Though I never met J G Farrell, I feel closer to him than to any other writer of my generation. This may be partly because he writes in such an engaging way but more, I suspect, because we both underwent the formative - or deformative - experience of polio and the iron lung as young adults in the 1950s. Indeed, the image at the end of Farrell's Irish novel, Troubles, of the major buried up to his neck in sand awaiting the incoming tide, has always struck me as far more evocative of the polio experience than anything in his earlier novel The Lung, which deals with it directly.
Jim Farrell was born in 1935 in Liverpool, an appropriate point of entry for someone describing himself as "half Irish and half English". Much of his childhood was spent in Ireland, but he was sent to an English public school. From there he went to Oxford to read law and play rugby, at which he excelled. Polio put paid to both. It left him with considerable upper-body weakness but concentrated his mind on becoming a writer. Polio survivors tend to be "overachievers" according to psychiatric studies, and Farrell fits the mould. "I'm the most ambitious person you'll ever know," he told one girlfriend. He was prepared to sacrifice material comfort and domestic fulfilment to achieve his aim. After a period in France he lived in a series of rented rooms in London, while he pursued a number of love affairs with attractive young women.
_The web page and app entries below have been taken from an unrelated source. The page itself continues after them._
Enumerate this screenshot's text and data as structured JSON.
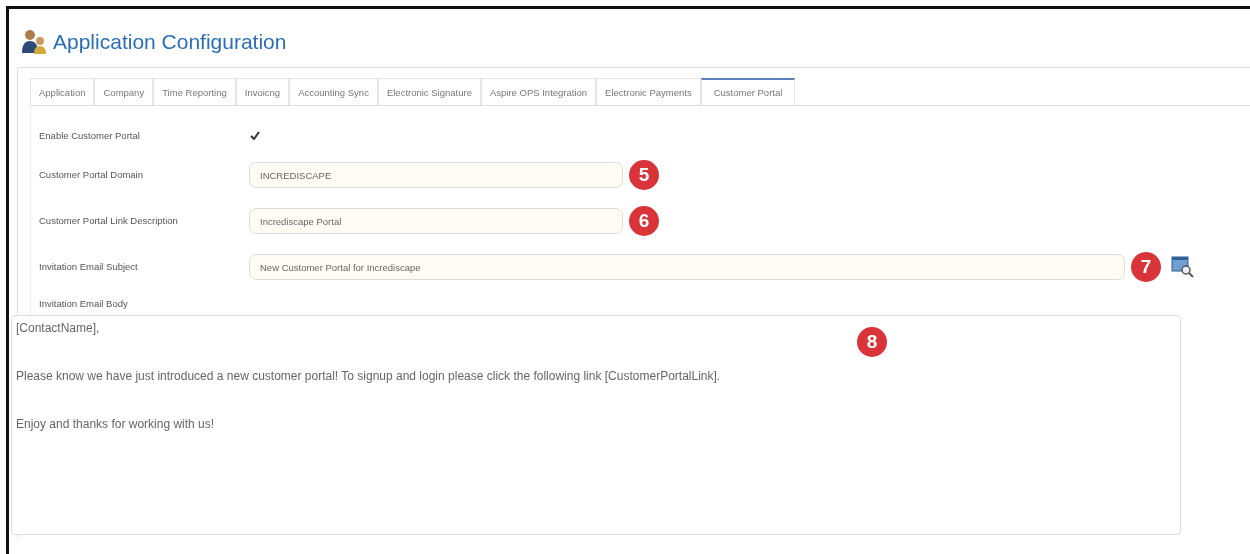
{
  "window": {
    "title": "Application Configuration"
  },
  "tabs": [
    {
      "label": "Application",
      "selected": false
    },
    {
      "label": "Company",
      "selected": false
    },
    {
      "label": "Time Reporting",
      "selected": false
    },
    {
      "label": "Invoicng",
      "selected": false
    },
    {
      "label": "Accounting Sync",
      "selected": false
    },
    {
      "label": "Electronic Signature",
      "selected": false
    },
    {
      "label": "Aspire OPS Integration",
      "selected": false
    },
    {
      "label": "Electronic Payments",
      "selected": false
    },
    {
      "label": "Customer Portal",
      "selected": true
    }
  ],
  "form": {
    "enable": {
      "label": "Enable Customer Portal",
      "checked": true
    },
    "fields": [
      {
        "label": "Customer Portal Domain",
        "value": "INCREDISCAPE",
        "callout": "5",
        "kind": "short"
      },
      {
        "label": "Customer Portal Link Description",
        "value": "Incrediscape Portal",
        "callout": "6",
        "kind": "short"
      },
      {
        "label": "Invitation Email Subject",
        "value": "New Customer Portal for Incrediscape",
        "callout": "7",
        "kind": "wide"
      }
    ],
    "body": {
      "label": "Invitation Email Body",
      "value": "[ContactName],\n\nPlease know we have just introduced a new customer portal! To signup and login please click the following link [CustomerPortalLink].\n\nEnjoy and thanks for working with us!",
      "callout": "8"
    }
  }
}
The most serious of his early relationships ended in tragedy when the girl was appallingly injured in a car crash and Farrell, after keeping watch at her bedside as though her life depended on it, guiltily disengaged himself once she began her slow and partial recovery.
The least unsatisfactory of the affairs that followed seems to have been with a call-girl who made no demands on him. Most other young women were bewildered by his savage mood swings. "The dilemma," according to his biographer, "was that the women who most attracted him, those who were cerebral, sensitive, tinged with self-doubt and many years his junior, became dependent precisely because they lacked the self-sufficiency and independence that he could have lived with, yet fled from."
Farrell himself was a "self-sufficient blend of male and female capability". He could look after himself and enjoyed cooking and entertaining his friends. One girlfriend said: "Jim was an innately confident person who pretended to be a fall guy . . . The baby bird who had fallen out of the nest was, to me, the tough rugby player underneath." He believed that he was "incapable of writing when living in close contact with someone". Yet his first three novels, A Man from Elsewhere, The Lung and A Girl in the Head hardly justify his confidence in his destiny as a novelist. His awareness of how far short of his goal he was contributed to a haughty loneliness that was indistinguishable from arrogance. During his long apprenticeship Farrell, for all his charm, cuts an unattractive figure.
The turning point in his fortunes came with the award of a Harkness fellowship, which took him to America for two years and enabled him to find the subject that would absorb him as a writer for the rest of his life, the Empire. "It seemed to me," he once said, "that the really interesting thing that's happened during my lifetime has been the decline of the British Empire." He also remarked that "being half Irish and half English I'm able to look at the same thing from both sides - from that of the colonist and the colonised".
With the publication in 1970 of Troubles, the first of what became known as the "Empire trilogy", Farrell achieved recognition. The sequel, The Siege of Krishnapur, won the Booker prize in 1973. The previous year's winner, John Berger, had created a furore by attacking Booker for exploiting its workers in the West Indies and had given half the prize money to the Black Panthers. Farrell was expected to be more compliant but he, too, bit the hand that fed him, though he stopped short of giving away the money.
The third book in the Empire trilogy, The Singapore Grip, was Farrell's personal attempt on the novelistic summit, War and Peace, as Timothy Mo recognised in these pages. A good attempt, too, though in the end perhaps the history overwhelms the fictional invention. Farrell then left his rented accommodation in London to live in the south-west of Ireland where he seems to have achieved a measure of calm, discovering among other things the pleasures of fishing. That was his undoing. Caught in a storm on a rock at the sea's edge he lost his footing and drowned. He was just 43.
Lavinia Greacen has written a long book on a short(ish) life. Researched exhaustively, it is clearly a labour of love, but it would have benefited from more rigorous editing.